EXERCISE:
Scan the records below. Copy every line in which the word "this" appears.
=== DATASET ENTRIES ===
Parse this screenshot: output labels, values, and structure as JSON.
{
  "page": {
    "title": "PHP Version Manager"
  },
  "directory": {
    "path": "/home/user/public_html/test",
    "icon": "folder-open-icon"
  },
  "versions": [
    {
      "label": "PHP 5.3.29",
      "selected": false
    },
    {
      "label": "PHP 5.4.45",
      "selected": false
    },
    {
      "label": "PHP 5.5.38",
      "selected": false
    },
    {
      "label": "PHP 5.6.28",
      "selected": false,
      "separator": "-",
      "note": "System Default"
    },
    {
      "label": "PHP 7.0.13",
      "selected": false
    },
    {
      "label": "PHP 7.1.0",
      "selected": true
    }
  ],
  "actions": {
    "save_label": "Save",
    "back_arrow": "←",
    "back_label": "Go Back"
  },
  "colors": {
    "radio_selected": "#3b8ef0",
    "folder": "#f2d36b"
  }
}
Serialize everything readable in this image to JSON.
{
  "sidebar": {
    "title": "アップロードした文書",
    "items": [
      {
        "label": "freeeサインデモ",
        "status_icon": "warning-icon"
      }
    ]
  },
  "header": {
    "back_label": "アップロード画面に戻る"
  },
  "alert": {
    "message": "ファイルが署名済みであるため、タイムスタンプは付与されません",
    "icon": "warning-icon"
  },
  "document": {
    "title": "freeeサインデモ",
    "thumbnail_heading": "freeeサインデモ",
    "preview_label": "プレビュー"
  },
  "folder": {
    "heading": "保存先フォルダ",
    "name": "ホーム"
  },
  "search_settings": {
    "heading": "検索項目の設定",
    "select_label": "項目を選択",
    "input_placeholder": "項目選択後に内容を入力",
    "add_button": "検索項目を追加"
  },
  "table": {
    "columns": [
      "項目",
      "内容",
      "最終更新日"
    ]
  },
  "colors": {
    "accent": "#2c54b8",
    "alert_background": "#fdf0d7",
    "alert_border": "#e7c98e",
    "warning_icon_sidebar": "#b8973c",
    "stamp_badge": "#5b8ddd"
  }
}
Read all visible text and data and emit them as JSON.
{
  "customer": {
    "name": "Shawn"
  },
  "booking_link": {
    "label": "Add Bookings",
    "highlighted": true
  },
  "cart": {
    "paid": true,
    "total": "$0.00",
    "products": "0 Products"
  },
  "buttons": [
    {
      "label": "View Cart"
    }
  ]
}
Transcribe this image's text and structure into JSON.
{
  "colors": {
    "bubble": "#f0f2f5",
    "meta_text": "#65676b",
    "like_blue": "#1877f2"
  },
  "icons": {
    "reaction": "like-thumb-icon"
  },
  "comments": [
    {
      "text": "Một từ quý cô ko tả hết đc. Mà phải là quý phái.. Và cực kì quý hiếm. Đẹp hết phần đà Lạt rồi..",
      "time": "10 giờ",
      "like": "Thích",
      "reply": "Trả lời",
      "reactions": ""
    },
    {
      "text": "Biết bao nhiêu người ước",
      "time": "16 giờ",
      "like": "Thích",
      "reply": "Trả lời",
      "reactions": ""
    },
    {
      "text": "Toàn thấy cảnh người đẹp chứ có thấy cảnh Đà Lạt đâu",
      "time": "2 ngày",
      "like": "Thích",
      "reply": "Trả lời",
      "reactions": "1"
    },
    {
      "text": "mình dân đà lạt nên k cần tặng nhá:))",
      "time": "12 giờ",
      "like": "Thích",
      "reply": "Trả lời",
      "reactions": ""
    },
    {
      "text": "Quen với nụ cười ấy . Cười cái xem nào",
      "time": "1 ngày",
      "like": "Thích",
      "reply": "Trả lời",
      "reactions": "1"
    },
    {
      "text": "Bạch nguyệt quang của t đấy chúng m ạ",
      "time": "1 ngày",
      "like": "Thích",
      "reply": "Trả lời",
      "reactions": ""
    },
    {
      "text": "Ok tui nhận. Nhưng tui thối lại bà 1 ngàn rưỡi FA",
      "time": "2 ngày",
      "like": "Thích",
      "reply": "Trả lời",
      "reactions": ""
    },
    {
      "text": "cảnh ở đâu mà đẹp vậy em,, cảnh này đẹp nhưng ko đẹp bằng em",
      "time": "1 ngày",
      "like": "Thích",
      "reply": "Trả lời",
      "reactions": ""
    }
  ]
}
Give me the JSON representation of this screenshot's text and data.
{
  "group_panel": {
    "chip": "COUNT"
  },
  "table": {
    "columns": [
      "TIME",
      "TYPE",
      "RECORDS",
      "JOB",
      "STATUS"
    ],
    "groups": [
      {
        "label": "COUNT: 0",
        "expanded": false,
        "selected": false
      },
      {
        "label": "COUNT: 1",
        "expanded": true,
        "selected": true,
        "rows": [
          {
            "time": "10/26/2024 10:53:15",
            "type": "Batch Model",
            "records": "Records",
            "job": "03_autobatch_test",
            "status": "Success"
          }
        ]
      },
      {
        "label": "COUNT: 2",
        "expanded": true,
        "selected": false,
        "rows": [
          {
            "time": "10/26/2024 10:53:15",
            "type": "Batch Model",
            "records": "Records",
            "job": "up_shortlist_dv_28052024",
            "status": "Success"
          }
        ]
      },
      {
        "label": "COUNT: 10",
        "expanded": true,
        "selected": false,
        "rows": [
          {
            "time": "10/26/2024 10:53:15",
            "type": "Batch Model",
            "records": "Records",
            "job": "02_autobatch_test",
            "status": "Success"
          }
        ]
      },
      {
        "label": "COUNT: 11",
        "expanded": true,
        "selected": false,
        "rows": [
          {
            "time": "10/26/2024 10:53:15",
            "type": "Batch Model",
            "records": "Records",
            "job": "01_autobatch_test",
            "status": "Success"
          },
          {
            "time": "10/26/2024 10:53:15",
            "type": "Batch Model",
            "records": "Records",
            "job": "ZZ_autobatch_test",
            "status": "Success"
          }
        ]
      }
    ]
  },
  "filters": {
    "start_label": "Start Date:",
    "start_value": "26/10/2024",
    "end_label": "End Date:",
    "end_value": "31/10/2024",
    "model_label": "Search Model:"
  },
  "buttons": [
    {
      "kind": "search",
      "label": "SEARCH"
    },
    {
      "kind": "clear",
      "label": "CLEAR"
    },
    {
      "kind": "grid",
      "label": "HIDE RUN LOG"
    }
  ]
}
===
REPLY TO THE EXERCISE:
Parse this screenshot: output labels, values, and structure as JSON.
Serialize everything readable in this image to JSON.
Transcribe this image's text and structure into JSON.
Give me the JSON representation of this screenshot's text and data.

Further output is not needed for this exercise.